Last week I photographed a winter-flowering clematis growing up a shrub that flowers at the same time. This week I thought I’d show you what the flowers of that shrub (Viburnum bodnantense ‘Dawn’) look like.

As you can see, the flowers are small and not exactly spectacular. They do however, look very pretty on the bare branches of the shrub and provide some good colour on a winter’s day. After frost or snow some of the older flowers will be browned and dying, but the newly-opened flowers and buds keep going and can last over a long period.

One of the main reasons I planted this viburnum wasn’t for the flowers, but for the scent. I’d come across it in a park in winter and had been entranced by its sweet fragrance. For the first years with my own one, I’d been disappointed by an apparent lack of scent. (But I don’t have a particularly strong sense of smell, so I thought I could be at fault.) I wondered whether individual shrubs could vary in the amount of scent they produced.

This year I was very pleased to find that my viburnum does indeed produce scent. At the moment it has far more flowers than ever before, so their sweetness has been noticeable in the air. Getting up close to the viburnum while I photographed the clematis in its branches was a very pleasant experience. There are some delightful benefits to spending time in a cold winter garden!

Winter Clematis: Lansdowne Gem

NB: A note for WordPress Reader users – you need to click on the title of the post again to see the full photograph. (Otherwise you see just a tiny section!)

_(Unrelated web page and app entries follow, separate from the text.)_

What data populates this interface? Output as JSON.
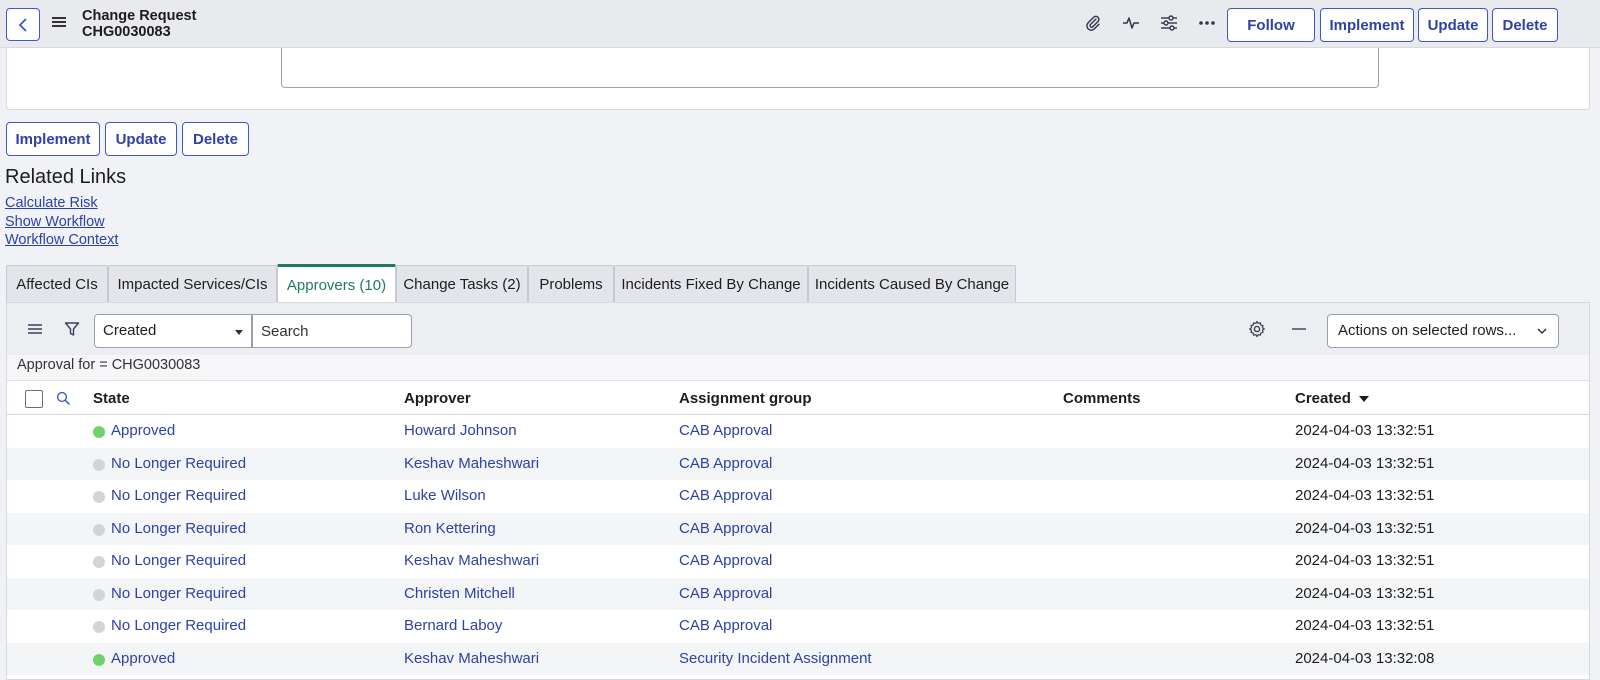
{
  "header": {
    "title": "Change Request",
    "number": "CHG0030083",
    "buttons": {
      "follow": "Follow",
      "implement": "Implement",
      "update": "Update",
      "delete": "Delete"
    }
  },
  "actions": {
    "implement": "Implement",
    "update": "Update",
    "delete": "Delete"
  },
  "related_links": {
    "title": "Related Links",
    "items": [
      "Calculate Risk",
      "Show Workflow",
      "Workflow Context"
    ]
  },
  "tabs": [
    "Affected CIs",
    "Impacted Services/CIs",
    "Approvers (10)",
    "Change Tasks (2)",
    "Problems",
    "Incidents Fixed By Change",
    "Incidents Caused By Change"
  ],
  "active_tab_index": 2,
  "list": {
    "filter_field": "Created",
    "search_placeholder": "Search",
    "actions_placeholder": "Actions on selected rows...",
    "breadcrumb": "Approval for = CHG0030083",
    "columns": {
      "state": "State",
      "approver": "Approver",
      "group": "Assignment group",
      "comments": "Comments",
      "created": "Created"
    },
    "rows": [
      {
        "state": "Approved",
        "approver": "Howard Johnson",
        "group": "CAB Approval",
        "comments": "",
        "created": "2024-04-03 13:32:51"
      },
      {
        "state": "No Longer Required",
        "approver": "Keshav Maheshwari",
        "group": "CAB Approval",
        "comments": "",
        "created": "2024-04-03 13:32:51"
      },
      {
        "state": "No Longer Required",
        "approver": "Luke Wilson",
        "group": "CAB Approval",
        "comments": "",
        "created": "2024-04-03 13:32:51"
      },
      {
        "state": "No Longer Required",
        "approver": "Ron Kettering",
        "group": "CAB Approval",
        "comments": "",
        "created": "2024-04-03 13:32:51"
      },
      {
        "state": "No Longer Required",
        "approver": "Keshav Maheshwari",
        "group": "CAB Approval",
        "comments": "",
        "created": "2024-04-03 13:32:51"
      },
      {
        "state": "No Longer Required",
        "approver": "Christen Mitchell",
        "group": "CAB Approval",
        "comments": "",
        "created": "2024-04-03 13:32:51"
      },
      {
        "state": "No Longer Required",
        "approver": "Bernard Laboy",
        "group": "CAB Approval",
        "comments": "",
        "created": "2024-04-03 13:32:51"
      },
      {
        "state": "Approved",
        "approver": "Keshav Maheshwari",
        "group": "Security Incident Assignment",
        "comments": "",
        "created": "2024-04-03 13:32:08"
      }
    ]
  },
  "colors": {
    "approved": "#6fd36b",
    "no_longer_required": "#d3d4d8",
    "link": "#2c42a8",
    "active_tab": "#1f7a63"
  }
}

The weather has made the garden feel distinctly unappealing for most of this week. It has been grey and damp and dark far too early in the day for me to spend much time outside. But I did make a point of going out to look at the flowers of Clematis cirrhosa ‘Lansdowne Gem’.

Unlike the other clematis in the garden, this one flowers during winter. The flowers are a deep wine-red, but in order to see the colour you need to be standing underneath the bell-like flowers. (The outside of the flower is a drab greyish-white.) I’ve chosen to grow this clematis up through the winter-flowering Viburnum bodnantense ‘Dawn’ which has pink flowers at the same time.

The flowers are not all a solid red. Some are quite speckled, especially around the edges of the petals. I was intrigued to notice that one flower was especially spotty (below), making it look very like the flowers of the related variety ‘Freckles’. And seeing how pretty it is, I’m now tempted to look for somewhere that I could grow ‘Freckles’ too.

Having flowers in the garden in winter is something of a treat. It’s also great for any bees that are around at this time. That makes me very interested in growing other winter-flowering clematis.

These clematis come from Mediterranean areas and go dormant in summer. That means they are more likely to survive drought in my hot Suffolk garden than the summer-flowering types. (I’ve lost a few of those through planting them in unsuitably dry places!) These clematis are not so hardy, though, so I’m hoping we won’t get a ‘Beast from the East’ this year.

Clematis cirrhosa 'Lansdowne Gem'

LEFT: The clematis flowers trail through this shrub’s branches like rows of bells.

RIGHT: One of the flowers of ‘Landsdowne Gem’ was spotty rather than the usual almost solid red.